And we’re not alone in our complete disdain for the prognostications of Punxsutawney Phil and his ilk. Nature seems to have joined us in a conspiracy to usher in spring earlier than reason would dictate. Trees and flowers are giving in to the spirit of “carpe diem” and pushing up the date Read the rest of this entry »

Easy green tips that small-space urban gardeners can embrace

Talk about tough love: This past weekend I came across a cautionary essay on purchasing Valentine’s Day flowers.

The writer, bless his green heart, viewed the arguably commercial holiday through the prism of factory farms. It wasn’t a pretty picture.

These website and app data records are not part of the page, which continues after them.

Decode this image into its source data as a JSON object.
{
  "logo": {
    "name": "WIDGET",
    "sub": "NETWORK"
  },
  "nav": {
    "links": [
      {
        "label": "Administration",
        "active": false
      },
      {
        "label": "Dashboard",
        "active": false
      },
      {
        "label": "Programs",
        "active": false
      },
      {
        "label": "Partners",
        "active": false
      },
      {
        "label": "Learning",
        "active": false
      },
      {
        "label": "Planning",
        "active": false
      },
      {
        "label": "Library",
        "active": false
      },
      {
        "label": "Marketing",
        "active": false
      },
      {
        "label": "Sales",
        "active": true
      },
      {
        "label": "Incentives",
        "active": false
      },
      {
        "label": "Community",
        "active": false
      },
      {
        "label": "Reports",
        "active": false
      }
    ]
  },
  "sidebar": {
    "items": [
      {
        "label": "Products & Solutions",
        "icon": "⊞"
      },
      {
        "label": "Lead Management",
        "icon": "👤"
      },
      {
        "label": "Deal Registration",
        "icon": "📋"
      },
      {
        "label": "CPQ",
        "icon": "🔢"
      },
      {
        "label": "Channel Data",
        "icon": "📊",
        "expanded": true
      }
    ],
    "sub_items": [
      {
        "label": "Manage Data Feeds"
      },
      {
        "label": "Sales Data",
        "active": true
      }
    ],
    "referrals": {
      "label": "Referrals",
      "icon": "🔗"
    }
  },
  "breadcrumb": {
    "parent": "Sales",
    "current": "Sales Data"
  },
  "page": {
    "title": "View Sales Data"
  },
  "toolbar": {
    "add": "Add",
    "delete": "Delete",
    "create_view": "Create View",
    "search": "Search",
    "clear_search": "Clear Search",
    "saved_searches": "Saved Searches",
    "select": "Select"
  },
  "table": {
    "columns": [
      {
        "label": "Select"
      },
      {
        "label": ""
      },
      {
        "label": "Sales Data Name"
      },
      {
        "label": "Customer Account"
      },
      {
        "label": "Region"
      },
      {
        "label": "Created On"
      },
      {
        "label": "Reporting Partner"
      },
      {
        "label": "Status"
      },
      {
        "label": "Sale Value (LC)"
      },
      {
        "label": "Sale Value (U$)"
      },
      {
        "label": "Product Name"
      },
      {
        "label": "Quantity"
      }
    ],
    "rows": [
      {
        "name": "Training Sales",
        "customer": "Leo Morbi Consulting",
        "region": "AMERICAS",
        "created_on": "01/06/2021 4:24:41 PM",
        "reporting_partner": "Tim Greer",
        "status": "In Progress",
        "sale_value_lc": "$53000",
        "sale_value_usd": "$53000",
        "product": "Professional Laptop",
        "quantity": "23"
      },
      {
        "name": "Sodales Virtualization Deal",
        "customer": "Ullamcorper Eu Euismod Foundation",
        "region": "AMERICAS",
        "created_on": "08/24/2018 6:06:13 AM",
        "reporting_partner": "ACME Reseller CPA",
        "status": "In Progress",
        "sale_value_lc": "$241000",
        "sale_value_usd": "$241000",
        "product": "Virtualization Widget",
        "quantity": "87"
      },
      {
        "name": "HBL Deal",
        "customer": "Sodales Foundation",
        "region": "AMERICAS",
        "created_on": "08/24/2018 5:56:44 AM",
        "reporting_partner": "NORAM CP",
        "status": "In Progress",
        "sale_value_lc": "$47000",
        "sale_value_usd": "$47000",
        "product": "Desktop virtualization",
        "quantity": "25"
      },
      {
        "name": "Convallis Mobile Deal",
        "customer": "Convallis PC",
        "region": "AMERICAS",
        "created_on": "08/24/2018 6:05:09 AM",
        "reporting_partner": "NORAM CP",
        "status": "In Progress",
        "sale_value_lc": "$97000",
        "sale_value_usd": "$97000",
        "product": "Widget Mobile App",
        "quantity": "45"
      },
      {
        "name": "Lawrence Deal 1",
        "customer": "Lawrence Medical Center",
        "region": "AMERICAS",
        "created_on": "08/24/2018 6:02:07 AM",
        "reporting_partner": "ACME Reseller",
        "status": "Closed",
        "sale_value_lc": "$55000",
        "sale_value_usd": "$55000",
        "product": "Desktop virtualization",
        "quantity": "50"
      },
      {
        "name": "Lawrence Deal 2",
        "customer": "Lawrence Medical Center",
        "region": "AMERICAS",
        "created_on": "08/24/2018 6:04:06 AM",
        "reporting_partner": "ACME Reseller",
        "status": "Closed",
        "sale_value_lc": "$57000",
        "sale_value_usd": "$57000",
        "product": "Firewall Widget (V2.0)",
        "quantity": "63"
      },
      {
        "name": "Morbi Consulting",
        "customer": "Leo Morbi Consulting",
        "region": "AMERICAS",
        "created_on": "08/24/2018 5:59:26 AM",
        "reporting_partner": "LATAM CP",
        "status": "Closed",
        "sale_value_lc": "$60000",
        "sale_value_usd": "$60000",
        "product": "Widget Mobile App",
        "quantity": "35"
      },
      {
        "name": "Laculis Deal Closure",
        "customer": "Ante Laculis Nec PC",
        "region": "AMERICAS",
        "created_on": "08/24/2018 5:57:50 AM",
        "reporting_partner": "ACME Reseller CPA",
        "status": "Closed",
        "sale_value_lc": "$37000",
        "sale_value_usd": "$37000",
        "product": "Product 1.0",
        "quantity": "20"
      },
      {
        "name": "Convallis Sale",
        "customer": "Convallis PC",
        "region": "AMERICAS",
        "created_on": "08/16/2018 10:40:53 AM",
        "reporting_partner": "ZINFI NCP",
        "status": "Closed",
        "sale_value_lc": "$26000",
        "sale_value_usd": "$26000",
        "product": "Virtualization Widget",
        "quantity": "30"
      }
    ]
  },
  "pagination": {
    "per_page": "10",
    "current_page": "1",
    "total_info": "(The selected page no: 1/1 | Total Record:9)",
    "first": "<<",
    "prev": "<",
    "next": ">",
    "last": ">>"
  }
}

But even those of us trying to be increasingly environmentally conscious might have found it difficult to go cold turkey and give up that sentimental bouquet.

If you weren’t quite able to wrap your head (or your arms) around the idea this year, take heart, there are other ways to up your green quotient Read the rest of this entry »

Tomatoes give one last harvest for the road (and posterity)

DSC00827DSC01031As I cleared away the debris of expired plants from my balcony, I smiled — imagining archaeologists a century from now examining the boards of my deck and finding the fossilized remains of small-fruited heirloom tomatoes that had rolled into crannies and become unwitting players in history.

And next, bring on the anthropologists, to hypothesize about early 21st century urban dwellers and their desperate efforts to secure green space and achieve some small measure of sustainability.

Let me back up a bit in telling this story: About 10 days ago, I went outside to survey the garden since I’d pulled up stakes and called it a wrap for Read the rest of this entry »

It’s deja vu: plants have to be hauled inside – one last time

DSC00640DSC00631DSC00636If you’ve been following my posts, you’ve read about how work on the exterior of my building has been interfering with my balcony garden. I had to move all the plants — herbs, flowers, heirloom tomatoes — inside for nearly two weeks! And once they were back outside there was still the issue of mortar dust blowing about.

Well, the dust has finally settled, but instead of being able to kick back and relax in the garden I had to move the plants inside — all over again! This time it was because our association mandated painting of the balcony railings and washing and sealing of the wooden deck flooring.

So, I was up at 7 on Tuesday morning hauling three 36-inch boxes of flowering and trailing plants, two 36-inch boxes of herbs and edibles, Read the rest of this entry »

Coleus: It’s not fall, but these leaves are showing their colors

DSC00277DSC00278DSC00292Nothing turns my head faster than a pretty flower. But, lately I’ve been thinking a lot about leaves.

I’ve seen photos online of leaves with so much pattern and texture that I forgot to look for what blossomed among them. Actually, I  think a leaf appreciation has been playing at the back of my mind for a while now…

A few years ago Chicago held a show downtown in Grant Park called “Garden in a City,” which featured displays of various urban garden possibilities: small yards, roofs, balconies. (Chicago is a big proponent of green roofs, so the Read the rest of this entry »